**WORK REQUIRED**
Each line in the data holding "title" should be listed.

Data records for software interfaces:
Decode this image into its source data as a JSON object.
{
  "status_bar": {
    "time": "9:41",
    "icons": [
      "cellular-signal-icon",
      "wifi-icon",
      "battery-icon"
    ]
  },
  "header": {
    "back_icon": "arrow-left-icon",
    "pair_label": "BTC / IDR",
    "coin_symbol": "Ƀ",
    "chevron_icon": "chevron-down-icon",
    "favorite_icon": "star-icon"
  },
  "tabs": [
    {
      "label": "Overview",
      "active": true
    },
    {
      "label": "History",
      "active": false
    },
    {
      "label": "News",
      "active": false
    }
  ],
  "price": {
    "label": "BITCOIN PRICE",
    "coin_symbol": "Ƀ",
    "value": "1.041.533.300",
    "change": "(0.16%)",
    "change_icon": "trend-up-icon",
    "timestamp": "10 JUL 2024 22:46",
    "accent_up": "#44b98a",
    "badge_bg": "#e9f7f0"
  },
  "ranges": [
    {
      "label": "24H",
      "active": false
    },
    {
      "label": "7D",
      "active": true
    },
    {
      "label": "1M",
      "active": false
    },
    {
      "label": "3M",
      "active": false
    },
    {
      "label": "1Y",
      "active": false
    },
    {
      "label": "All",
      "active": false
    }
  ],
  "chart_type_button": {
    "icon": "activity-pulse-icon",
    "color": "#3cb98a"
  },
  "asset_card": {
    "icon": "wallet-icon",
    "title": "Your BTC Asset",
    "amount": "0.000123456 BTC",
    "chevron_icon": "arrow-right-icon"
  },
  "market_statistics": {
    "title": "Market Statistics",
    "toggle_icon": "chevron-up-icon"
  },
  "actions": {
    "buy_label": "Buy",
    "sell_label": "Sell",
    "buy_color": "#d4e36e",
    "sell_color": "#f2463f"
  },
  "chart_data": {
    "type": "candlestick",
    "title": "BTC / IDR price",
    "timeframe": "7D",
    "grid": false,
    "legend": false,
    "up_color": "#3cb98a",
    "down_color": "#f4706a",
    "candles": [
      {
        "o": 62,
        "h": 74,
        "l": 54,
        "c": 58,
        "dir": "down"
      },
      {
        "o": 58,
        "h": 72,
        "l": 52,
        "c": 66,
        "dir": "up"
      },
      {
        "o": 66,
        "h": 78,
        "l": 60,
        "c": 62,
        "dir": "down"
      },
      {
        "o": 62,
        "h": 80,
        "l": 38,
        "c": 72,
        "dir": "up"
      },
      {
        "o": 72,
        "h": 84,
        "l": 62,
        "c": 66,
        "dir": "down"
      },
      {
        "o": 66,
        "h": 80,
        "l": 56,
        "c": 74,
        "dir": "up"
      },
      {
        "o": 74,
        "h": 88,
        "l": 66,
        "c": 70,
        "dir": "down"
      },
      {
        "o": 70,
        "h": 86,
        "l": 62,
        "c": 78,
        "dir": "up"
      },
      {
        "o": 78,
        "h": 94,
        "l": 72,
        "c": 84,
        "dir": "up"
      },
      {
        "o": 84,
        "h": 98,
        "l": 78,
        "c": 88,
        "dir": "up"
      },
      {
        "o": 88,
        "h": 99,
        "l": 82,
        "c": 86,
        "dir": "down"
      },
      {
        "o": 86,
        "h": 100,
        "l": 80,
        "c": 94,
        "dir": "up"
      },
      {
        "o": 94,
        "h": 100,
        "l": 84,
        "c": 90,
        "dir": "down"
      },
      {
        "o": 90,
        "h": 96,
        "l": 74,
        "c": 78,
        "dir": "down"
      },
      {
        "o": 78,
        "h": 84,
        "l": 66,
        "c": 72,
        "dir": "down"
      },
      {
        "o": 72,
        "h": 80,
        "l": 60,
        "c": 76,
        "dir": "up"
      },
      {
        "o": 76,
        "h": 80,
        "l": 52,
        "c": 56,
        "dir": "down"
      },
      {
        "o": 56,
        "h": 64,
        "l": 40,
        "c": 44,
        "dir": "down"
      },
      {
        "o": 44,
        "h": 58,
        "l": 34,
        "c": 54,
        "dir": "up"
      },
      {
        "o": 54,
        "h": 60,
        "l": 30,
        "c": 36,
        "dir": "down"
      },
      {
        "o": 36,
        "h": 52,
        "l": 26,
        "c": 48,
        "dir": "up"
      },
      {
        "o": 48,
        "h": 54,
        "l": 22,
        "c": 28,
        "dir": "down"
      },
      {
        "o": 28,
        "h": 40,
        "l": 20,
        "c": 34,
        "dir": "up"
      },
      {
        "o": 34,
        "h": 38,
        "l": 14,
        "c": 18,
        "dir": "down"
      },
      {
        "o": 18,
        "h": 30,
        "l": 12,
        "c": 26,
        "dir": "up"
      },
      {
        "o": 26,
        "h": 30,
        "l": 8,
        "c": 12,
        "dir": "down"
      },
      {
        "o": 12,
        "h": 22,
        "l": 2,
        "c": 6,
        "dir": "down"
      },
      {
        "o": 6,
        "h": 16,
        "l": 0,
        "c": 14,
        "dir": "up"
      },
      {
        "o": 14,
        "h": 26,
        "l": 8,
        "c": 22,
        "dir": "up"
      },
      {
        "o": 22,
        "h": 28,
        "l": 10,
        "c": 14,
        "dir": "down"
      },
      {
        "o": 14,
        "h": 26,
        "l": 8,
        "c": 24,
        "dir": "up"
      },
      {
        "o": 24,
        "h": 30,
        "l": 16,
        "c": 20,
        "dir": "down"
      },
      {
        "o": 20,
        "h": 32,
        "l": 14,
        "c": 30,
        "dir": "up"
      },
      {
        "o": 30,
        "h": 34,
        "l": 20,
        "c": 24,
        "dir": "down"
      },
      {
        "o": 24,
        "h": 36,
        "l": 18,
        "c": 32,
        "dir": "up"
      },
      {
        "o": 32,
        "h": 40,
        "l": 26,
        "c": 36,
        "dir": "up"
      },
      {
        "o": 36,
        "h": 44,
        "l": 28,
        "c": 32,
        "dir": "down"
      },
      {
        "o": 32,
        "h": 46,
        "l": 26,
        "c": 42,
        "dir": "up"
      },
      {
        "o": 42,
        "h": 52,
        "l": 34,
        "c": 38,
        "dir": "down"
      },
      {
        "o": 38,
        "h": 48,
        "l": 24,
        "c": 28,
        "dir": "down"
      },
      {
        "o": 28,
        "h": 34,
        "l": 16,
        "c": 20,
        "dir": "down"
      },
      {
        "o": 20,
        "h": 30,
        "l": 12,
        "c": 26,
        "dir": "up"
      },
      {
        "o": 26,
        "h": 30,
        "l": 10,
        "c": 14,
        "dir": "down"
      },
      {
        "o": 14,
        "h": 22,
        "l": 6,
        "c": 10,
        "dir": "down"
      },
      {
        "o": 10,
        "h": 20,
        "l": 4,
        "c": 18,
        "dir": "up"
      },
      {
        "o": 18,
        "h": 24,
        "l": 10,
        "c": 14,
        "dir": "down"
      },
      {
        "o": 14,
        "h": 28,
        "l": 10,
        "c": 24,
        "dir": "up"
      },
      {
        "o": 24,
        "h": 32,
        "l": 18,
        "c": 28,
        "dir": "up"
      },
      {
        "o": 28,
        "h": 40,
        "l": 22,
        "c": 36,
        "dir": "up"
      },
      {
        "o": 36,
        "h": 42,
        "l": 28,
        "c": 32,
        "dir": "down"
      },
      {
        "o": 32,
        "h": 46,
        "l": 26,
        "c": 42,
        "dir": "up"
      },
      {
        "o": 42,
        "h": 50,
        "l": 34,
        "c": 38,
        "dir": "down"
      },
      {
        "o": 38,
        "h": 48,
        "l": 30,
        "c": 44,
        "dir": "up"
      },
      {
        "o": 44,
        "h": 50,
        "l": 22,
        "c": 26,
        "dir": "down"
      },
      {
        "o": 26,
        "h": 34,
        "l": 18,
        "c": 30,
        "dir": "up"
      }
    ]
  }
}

**RESPONSE TO THIS EXERCISE**
    "title": "Your BTC Asset",
    "title": "Market Statistics",
    "title": "BTC / IDR price",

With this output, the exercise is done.